=== RAW DATA ===
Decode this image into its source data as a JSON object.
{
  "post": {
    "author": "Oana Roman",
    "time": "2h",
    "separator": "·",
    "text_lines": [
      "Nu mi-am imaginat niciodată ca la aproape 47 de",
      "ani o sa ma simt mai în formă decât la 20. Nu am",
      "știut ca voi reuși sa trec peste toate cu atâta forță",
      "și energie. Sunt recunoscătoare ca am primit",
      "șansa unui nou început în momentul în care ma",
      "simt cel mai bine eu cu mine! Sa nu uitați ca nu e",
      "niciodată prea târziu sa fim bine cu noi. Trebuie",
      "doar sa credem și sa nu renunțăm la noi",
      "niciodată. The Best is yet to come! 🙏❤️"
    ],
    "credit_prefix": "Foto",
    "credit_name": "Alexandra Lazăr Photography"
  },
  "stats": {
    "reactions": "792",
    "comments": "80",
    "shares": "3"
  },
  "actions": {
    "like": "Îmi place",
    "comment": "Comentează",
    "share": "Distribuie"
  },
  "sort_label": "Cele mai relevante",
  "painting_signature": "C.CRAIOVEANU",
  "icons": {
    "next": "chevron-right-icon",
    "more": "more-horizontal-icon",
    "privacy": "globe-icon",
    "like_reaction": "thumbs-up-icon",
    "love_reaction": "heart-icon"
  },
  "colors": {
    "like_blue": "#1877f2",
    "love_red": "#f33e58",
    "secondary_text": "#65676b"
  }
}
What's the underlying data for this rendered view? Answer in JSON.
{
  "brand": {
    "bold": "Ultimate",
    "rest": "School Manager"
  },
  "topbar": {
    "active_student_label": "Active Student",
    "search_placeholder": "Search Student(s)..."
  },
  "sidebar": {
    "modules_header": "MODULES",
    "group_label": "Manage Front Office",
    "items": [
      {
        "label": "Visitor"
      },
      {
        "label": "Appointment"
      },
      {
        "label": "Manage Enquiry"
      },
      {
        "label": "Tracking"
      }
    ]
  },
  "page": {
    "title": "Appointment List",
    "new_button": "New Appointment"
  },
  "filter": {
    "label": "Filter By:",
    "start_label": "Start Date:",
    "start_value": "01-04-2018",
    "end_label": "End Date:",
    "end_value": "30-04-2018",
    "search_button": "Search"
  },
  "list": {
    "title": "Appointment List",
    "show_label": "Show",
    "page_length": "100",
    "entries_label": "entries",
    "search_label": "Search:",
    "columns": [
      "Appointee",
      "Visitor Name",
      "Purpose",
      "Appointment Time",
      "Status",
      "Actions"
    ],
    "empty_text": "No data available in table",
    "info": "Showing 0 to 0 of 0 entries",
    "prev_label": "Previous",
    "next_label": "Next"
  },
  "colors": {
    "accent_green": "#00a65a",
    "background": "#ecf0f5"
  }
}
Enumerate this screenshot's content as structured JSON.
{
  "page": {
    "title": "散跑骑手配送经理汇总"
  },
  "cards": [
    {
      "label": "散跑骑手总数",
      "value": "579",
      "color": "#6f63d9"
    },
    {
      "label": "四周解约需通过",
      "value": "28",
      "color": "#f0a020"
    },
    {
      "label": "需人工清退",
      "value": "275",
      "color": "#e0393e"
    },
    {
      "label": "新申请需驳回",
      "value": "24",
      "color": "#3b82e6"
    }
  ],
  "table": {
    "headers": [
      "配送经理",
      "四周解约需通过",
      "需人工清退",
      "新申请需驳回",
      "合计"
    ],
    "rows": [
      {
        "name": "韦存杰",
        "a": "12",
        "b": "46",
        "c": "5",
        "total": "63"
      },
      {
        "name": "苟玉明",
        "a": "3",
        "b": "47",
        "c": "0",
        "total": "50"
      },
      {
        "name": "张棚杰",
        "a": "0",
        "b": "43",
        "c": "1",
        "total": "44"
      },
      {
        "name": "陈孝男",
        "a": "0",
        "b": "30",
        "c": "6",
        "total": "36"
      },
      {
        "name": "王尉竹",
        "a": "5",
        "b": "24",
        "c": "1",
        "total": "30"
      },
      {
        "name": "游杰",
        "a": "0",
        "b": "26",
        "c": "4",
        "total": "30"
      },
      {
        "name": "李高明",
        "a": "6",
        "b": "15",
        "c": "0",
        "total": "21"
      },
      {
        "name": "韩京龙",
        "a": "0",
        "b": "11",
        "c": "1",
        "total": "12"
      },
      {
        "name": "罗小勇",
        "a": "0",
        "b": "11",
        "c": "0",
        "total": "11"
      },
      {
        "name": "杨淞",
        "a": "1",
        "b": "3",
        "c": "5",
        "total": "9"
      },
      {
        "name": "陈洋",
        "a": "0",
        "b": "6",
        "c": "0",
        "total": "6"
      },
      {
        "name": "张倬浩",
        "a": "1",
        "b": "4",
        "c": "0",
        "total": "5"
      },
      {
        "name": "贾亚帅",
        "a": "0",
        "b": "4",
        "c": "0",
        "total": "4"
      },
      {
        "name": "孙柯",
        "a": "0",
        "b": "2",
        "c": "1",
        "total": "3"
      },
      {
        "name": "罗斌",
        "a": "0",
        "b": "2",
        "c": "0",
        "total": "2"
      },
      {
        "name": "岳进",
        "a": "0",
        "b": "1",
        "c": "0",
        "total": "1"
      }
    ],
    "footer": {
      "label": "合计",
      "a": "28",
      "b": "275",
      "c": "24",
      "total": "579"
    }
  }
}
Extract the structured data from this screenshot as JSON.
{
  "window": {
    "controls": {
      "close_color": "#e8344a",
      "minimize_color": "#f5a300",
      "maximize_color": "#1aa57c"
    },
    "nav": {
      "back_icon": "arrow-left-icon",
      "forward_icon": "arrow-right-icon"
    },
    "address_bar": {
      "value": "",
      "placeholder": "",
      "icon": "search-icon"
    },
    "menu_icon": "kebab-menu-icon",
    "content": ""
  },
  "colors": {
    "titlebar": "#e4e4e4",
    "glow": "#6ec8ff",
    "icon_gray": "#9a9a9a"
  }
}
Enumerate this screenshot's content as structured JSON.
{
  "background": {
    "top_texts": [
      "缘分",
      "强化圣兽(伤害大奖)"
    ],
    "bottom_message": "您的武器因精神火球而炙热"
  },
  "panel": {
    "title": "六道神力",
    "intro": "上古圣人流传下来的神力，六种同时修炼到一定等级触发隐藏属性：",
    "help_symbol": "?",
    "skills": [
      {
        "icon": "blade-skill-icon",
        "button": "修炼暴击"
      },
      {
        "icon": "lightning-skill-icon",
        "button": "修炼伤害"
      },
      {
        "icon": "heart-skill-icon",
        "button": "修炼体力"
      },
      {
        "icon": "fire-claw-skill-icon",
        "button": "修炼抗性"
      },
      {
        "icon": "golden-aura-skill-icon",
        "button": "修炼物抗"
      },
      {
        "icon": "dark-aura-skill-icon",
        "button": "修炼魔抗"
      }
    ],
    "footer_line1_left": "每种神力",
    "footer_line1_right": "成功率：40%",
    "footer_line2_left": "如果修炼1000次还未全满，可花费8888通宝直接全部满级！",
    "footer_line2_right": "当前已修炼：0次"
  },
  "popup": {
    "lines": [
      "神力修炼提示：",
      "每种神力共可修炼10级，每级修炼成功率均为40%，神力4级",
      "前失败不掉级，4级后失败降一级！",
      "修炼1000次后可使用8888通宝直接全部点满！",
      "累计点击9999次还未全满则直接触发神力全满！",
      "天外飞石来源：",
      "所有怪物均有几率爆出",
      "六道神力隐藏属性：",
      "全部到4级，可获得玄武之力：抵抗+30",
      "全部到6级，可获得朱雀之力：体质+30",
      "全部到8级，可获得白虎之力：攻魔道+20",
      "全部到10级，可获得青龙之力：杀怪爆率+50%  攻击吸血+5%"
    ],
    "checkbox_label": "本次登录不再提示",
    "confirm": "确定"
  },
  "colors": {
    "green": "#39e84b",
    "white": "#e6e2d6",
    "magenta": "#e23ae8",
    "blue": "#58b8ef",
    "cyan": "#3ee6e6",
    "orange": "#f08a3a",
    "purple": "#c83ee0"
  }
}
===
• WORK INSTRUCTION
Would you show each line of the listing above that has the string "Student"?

• YOUR RESPONSE
    "active_student_label": "Active Student",
    "search_placeholder": "Search Student(s)..."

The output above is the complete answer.